Although some nationalists, writing in H&D, have claimed that Darwinism underpins their political philosophy, and doubtless a case could be made for such, unfortunately, a case could also be made for Darwinism to underpin almost any political ideology. (Perhaps conservatism could be an exception as that tends to eschew a theoretical base.) As an example, Marx (whose theories presumably few readers of this journal would endorse) was an early advocate of Darwinism, as it could be used to give scientific sanction to the idea of class struggle. None of this is intended as a denial of the scientific status of the theory of evolution but rather to point out that it is unavailable as a premise for one’s political philosophy.
Christopher Nason, London
H&D 94, Jan.-Feb. 2020
Sir – I thank Christopher Nason for his thoughtful response to my short piece on the “working theory” of evolution in H&D 94. This debate isn’t going to go away, and I will quite understand if our erstwhile editor chooses not to publish this, to lay the matter to rest and avoid its extension ad infinitum.
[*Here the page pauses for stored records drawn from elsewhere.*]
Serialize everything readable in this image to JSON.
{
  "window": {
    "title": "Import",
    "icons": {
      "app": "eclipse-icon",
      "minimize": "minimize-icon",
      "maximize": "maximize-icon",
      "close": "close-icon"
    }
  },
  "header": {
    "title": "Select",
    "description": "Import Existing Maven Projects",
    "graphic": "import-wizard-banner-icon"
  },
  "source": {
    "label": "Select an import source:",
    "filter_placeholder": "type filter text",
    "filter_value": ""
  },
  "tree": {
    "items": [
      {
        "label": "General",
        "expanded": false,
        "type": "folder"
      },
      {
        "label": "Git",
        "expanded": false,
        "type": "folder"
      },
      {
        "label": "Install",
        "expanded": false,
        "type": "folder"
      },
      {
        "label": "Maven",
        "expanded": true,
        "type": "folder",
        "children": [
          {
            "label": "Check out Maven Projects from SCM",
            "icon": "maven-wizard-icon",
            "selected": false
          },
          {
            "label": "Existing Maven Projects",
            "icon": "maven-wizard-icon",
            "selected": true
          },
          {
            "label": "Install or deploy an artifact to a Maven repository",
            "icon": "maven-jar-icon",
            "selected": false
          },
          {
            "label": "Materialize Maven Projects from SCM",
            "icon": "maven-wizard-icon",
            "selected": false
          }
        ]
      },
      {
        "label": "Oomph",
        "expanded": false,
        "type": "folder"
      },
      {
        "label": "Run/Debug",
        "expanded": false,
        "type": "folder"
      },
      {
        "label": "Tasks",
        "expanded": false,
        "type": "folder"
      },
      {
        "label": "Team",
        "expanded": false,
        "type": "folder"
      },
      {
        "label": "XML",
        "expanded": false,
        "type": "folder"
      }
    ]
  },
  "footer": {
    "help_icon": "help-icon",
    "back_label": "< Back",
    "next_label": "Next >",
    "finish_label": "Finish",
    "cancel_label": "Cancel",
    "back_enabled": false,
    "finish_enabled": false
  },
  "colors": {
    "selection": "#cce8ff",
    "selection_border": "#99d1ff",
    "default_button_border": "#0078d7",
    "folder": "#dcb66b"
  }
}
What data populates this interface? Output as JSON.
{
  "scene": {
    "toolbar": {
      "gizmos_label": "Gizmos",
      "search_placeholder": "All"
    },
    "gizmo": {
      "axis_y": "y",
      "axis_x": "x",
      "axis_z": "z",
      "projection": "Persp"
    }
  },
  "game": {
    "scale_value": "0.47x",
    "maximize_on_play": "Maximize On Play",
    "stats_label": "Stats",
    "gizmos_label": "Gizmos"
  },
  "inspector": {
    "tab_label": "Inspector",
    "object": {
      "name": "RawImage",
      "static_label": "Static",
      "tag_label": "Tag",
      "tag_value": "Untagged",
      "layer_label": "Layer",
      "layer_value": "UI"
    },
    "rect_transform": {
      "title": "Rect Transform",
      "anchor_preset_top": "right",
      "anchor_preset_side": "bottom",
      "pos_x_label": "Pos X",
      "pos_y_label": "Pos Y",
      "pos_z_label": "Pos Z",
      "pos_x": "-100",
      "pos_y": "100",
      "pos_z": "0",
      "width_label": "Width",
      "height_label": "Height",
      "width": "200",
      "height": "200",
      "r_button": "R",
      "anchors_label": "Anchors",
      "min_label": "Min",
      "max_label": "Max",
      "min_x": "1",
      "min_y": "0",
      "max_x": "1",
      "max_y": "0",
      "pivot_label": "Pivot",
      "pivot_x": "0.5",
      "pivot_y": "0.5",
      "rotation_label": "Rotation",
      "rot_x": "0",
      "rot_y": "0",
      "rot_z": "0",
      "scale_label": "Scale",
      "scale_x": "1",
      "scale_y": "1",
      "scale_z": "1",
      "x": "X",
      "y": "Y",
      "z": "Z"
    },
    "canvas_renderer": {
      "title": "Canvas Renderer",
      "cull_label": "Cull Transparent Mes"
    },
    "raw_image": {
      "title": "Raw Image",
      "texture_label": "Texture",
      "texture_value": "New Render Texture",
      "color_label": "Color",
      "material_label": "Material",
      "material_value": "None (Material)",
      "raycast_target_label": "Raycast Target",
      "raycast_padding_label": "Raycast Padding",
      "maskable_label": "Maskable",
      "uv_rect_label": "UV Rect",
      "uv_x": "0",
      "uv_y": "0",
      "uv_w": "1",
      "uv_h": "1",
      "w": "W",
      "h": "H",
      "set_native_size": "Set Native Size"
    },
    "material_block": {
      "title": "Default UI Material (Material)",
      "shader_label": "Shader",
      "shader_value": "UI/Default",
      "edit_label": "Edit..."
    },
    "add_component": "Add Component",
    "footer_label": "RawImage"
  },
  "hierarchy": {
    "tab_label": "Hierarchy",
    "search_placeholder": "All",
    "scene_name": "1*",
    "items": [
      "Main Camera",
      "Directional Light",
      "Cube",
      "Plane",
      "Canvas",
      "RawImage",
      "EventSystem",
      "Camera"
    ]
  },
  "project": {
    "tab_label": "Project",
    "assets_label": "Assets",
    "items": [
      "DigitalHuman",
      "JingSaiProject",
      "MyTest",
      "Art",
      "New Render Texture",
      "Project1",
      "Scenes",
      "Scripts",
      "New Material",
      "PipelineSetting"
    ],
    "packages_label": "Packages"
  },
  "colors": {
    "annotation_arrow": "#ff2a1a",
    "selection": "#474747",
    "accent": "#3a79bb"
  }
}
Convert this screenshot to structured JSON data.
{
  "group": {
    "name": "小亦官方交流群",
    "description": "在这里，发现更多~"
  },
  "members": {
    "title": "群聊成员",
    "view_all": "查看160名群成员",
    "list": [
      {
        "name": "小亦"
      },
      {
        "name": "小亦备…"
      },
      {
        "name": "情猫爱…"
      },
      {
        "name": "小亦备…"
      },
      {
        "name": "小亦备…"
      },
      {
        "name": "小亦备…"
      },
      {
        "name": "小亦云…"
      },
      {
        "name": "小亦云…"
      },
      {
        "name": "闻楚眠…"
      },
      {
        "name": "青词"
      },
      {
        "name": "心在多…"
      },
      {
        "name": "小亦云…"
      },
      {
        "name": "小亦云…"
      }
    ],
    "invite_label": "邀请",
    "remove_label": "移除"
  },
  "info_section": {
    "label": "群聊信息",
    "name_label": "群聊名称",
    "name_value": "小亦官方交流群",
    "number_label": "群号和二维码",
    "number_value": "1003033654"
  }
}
A religious person could say that the modern dismissal of religion is a result of “gaslighting”: that we have been conditioned not to accept the evidence of our own eyes. The great beauty of nature, its many complex wonders and the impossibility of random creation of even a single living cell are, in the religious view, obvious testimony to intelligent design.
Whether we envisage a bearded man seated on a heavenly throne or whatever, these are mortal attempts to somehow, falteringly, comprehend the infinite and the transcendental. Human curiosity makes us want to know things that are essentially unknowable. This problem has existed for millennia, and science only deepens the mysteries, because it is truly said that the more you know, the more you realise you don’t know. The ultimate beginning of the Universe and the meaning of our existence in it are perennial human quandaries.
In the media narrative, evolution is promoted uncritically. That alternative perspectives are omitted from debate is itself a valid ground for suspicion. The media’s consistent undermining of Christianity in particular (rarely Islam and never, heaven forbid, Judaism) is also telling. It is plain that antipathy toward Christians is being encouraged. I believe the media-controllers fear a spiritual and religious renaissance, because White transcendency is awesome. Thus I think it is wrong to suggest that this issue has no bearing on nationalism.
For myself, I have become an adherent of logos, which is truth, logic, the natural law. One can believe in logos and not believe in God, but in old-fashioned religious terms, to defy logos is to defy God. If you go against logos, it will always come back and bite you.
Putting it in commonplace, everyday terms, someone who habitually runs across the road without looking may get away with it a few times, but surely, inevitably he will one day be splattered by a heavy moving object. A man who has a rough time at work arrives home and takes it out on his wife; the wife takes it out on the kids; the kids take it out on the dog and the dog takes it out on the cat. All gets taken out and at the end, harmony is restored. This is the natural order, and if this is not allowed to happen the instincts come out all wrong.
Incidentally, some who are wont to quote the Bible say that many of the fundamental precepts of Christianity, such as the Ten Commandments, in their proper sense, only refer to one’s own people. That the neighbour one should love is a member of one’s own nation, not others, but this is for scholars and theologians to debate.
Back in the real world, it is certain that the status quo, reliant as it is on money-printing, unlimited debt and widespread denial of reality, cannot be sustained. To invoke logos again, that which cannot be sustained will not be.
Simon Sheppard, Yorkshire
H&D 95, Mar.-Apr. 2020